→ Assigned task
Report each line of the entries that includes "JSON" by copying it.
*** Block opens ***
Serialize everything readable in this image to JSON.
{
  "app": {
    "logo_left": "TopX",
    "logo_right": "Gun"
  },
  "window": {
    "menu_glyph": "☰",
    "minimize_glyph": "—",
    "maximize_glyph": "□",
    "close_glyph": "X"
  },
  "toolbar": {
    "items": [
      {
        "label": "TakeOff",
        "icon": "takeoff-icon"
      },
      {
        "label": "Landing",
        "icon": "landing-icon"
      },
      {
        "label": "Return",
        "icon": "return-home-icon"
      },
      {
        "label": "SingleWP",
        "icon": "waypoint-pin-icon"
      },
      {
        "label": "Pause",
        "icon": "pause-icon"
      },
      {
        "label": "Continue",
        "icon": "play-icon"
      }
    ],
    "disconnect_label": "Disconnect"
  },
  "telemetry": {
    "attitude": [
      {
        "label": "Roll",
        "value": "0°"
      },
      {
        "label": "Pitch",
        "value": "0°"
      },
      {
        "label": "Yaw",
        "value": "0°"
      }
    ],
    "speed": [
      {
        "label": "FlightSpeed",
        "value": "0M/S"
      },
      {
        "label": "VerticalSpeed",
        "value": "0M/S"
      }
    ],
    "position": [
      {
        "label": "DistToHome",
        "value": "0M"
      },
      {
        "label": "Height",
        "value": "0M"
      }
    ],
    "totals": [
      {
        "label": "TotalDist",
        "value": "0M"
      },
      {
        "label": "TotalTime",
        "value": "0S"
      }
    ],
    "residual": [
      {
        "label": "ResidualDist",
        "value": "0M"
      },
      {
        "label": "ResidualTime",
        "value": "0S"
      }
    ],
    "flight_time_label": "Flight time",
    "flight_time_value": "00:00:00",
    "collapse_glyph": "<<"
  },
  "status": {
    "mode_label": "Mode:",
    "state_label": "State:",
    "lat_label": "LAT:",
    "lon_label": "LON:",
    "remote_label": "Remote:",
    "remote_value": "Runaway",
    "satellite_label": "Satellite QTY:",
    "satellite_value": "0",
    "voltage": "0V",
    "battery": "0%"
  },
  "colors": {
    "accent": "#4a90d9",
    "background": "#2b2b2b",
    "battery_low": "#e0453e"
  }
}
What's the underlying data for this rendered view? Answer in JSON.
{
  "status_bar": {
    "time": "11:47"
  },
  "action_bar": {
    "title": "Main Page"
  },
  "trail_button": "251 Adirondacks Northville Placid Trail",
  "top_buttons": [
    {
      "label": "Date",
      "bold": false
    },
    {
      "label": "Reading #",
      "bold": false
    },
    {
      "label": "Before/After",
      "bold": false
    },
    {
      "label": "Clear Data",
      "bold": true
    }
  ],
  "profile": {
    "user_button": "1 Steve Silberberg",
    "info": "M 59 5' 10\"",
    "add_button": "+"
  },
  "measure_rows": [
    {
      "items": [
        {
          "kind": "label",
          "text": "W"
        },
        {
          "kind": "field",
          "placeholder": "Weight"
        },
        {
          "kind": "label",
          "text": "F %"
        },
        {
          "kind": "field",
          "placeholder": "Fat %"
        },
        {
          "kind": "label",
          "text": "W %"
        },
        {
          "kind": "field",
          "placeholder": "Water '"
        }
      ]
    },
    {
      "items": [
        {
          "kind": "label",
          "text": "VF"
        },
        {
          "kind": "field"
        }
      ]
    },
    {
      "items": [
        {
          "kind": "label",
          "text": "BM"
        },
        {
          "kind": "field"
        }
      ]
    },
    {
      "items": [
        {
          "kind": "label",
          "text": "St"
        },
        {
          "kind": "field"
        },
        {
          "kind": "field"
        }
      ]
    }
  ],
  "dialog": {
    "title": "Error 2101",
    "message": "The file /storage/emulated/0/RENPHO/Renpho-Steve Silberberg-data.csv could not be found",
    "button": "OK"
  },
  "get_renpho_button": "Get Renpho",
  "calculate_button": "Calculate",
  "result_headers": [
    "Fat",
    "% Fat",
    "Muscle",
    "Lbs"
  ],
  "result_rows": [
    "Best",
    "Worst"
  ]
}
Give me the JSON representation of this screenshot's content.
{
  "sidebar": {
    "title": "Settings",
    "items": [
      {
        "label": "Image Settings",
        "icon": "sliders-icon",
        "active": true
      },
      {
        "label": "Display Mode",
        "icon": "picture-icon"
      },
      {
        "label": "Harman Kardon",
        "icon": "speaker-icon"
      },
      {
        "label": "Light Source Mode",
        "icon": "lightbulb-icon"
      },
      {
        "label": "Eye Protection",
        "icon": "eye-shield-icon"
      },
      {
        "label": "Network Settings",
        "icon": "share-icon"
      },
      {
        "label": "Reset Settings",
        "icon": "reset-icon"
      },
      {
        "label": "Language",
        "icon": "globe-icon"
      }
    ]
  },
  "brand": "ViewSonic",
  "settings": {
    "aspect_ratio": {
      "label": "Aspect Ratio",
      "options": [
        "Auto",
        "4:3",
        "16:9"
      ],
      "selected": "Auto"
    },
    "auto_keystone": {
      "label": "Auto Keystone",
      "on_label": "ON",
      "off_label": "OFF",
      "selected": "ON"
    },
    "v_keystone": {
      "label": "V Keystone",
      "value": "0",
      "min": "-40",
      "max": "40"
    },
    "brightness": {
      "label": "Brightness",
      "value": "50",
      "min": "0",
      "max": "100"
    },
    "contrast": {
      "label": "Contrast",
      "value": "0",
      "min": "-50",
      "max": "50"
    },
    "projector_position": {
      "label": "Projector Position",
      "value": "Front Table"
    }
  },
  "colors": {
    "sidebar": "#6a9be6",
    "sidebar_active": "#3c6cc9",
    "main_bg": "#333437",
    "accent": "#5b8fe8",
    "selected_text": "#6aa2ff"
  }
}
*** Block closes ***
→ Answer space
Serialize everything readable in this image to JSON.
What's the underlying data for this rendered view? Answer in JSON.
Give me the JSON representation of this screenshot's content.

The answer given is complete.